and in Kings County Hospital form four to none, he said. He voiced the belief that the
recent influx was due to increased police activity against narcotics peddlers, and to
publicity that had "flushed out" many "scared kids."
Maybe, he suggested, the narcotics addiction problem will shrink so much within the next
two years as to remove the need for a special institution here.
If a Fad, It May Fade
A tentative hopefulness likewise was expressed by Dr. Victor H. Vogel, head of the Federal
Hospital at Lexington. Reporting that some of his young patients had told him they had
taken their first sniff of heroin because it was considered "the sharp thing to
do" in their "crowd," Dr. Vogel said:
"If this thing is a fad, then like other fads it may fade. But it will take time
to disappear because each victim requires followup treatment."
Commissioner Vogel's optimistic appraisal of the extent of juvenile addiction was in
contrast to the views of other New York officials and social workers, who are alarmed.
District Attorney Frank S. Hogan has said the increase in youthful addiction was
"marked" between 1946 and 1949, and has been "shocking" since then.
Pointing out that arrest figures do not tell the entire story, Dr. Perry M. Lichtenstein,
medical adviser to Mr. Hogan, reported a 200 per cent increase last year in the number of
youthful addicts who came to his attention, few of whom were defendants. An even stronger
case for the extent of "hidden" addiction was made by a social worker who said
investigation in one neighborhood had disclosed eighteen youthful addicts, of whom only
one had ever been in court.
Actually, no one knows to what extent narcotics addiction has taken hold among the
city's teenagers. Mayor Impellitteri admits he doesn't know. Police Commissioner Thomas
F. Murphy, chairman of a committee named last December by the Mayor to study the problem
is trying to find out. So is a special committee set up by the Welfare Council.
Representative Louis B. Heller, Democrat of Brooklyn, offered in Congress last week a
bill to establish a joint Senate-House committee to study the narcotics problem, with
special reference to sales to minors.
The Mayor said yesterday that the city's law enforcement, welfare and health agencies were
giving serious attention to the question.
"I am pleased," he said, "with the increased police activity which has rid
our streets of many narcotics peddlers. The Department of Hospitals is making maximum use
of its limited facilities to give emergency treatment to some young addicts. Other
municipal agencies, including the New York City Youth Board, are working on the problem
from the preventative angle.
"The secrecy with which addicts surround themselves makes it difficult, if not
impossible, to determine how many young people have fallen victims to this disease. I am

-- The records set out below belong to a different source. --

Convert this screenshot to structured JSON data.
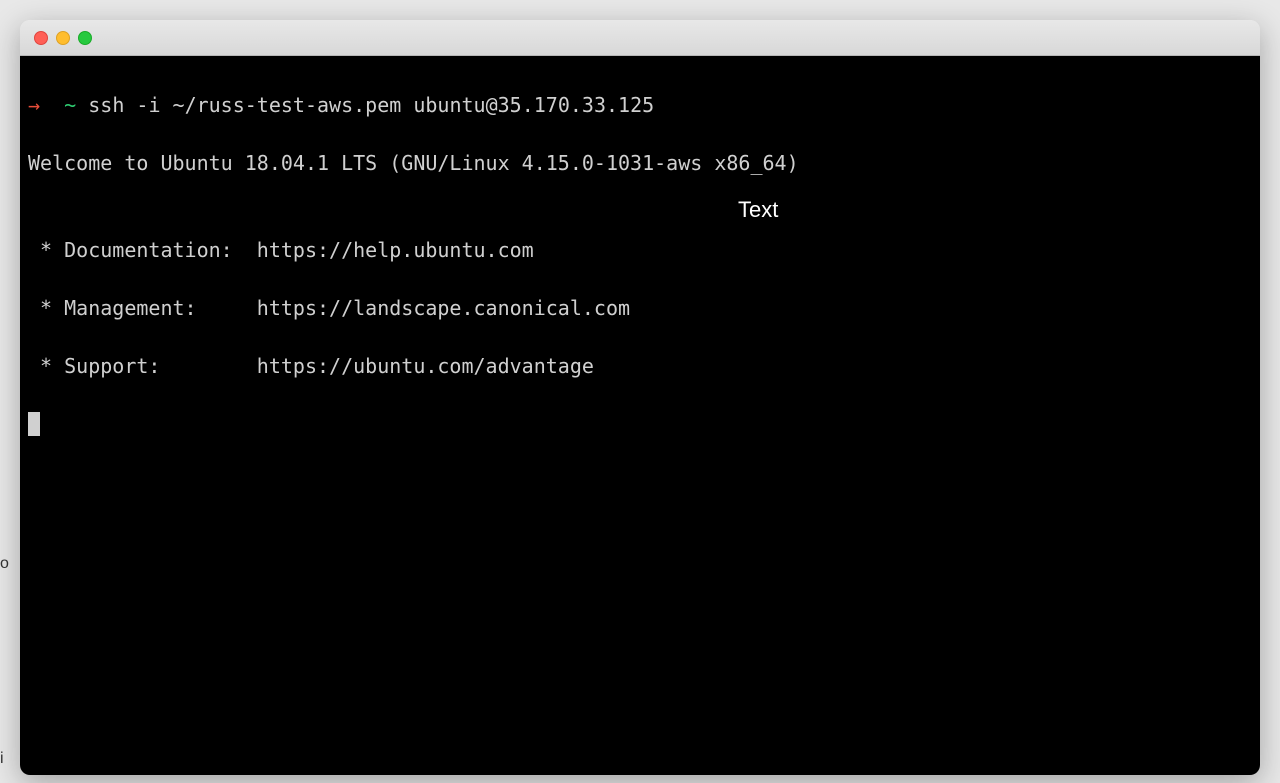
{
  "background": {
    "hint1": "o",
    "hint2": "i"
  },
  "terminal": {
    "prompt": {
      "arrow": "→",
      "tilde": "~",
      "command": "ssh -i ~/russ-test-aws.pem ubuntu@35.170.33.125"
    },
    "motd": {
      "welcome": "Welcome to Ubuntu 18.04.1 LTS (GNU/Linux 4.15.0-1031-aws x86_64)",
      "blank": "",
      "doc": " * Documentation:  https://help.ubuntu.com",
      "mgmt": " * Management:     https://landscape.canonical.com",
      "support": " * Support:        https://ubuntu.com/advantage"
    }
  },
  "overlay": {
    "text": "Text"
  }
}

confident that the spread of addiction will be halted with the aid of this
Commissioner Murphy said there was no way to measure accurately the extent of addiction,
but "the increase in the number of arrests for sale and possession and the crowded
condition of the Federal Public Health Service Hospital at Lexington certainly indicate a
rise in addiction, especially among teenagers."
The increase in teenage cases at the Lexington hospital is shown in the hospital's
census breakdown, indicating that while only three per cent of the patients admitted in
1946 were teenagers, this age group represented eighteen per cent of last year's new
cases. Of 15,000 individuals treated at Lexington since the institution was opened in
1935, forty per cent have returned more than once.
The more detailed followup survey, made in 1948, attempted to check on patients who had
been discharged between Jan 1, 1940, and Dec. 31, 1947. Pointing out that most of them had
been adults, De. Vogel said:
"Inasmuch as many of the teenage addicts do not have strongly organized personality
or psychiatric disorders, and considering the fact that being under age we do not
discharge them against advice except upon the request of their parents, treatment results
may be significantly better than for the older group."
The New York group of former patients at Lexington, organized as Narcotics Anonymous,
holds weekly meetings at one of the Salvation Army buildings. Its members do preventative
work with some youth groups and are available day and night to help.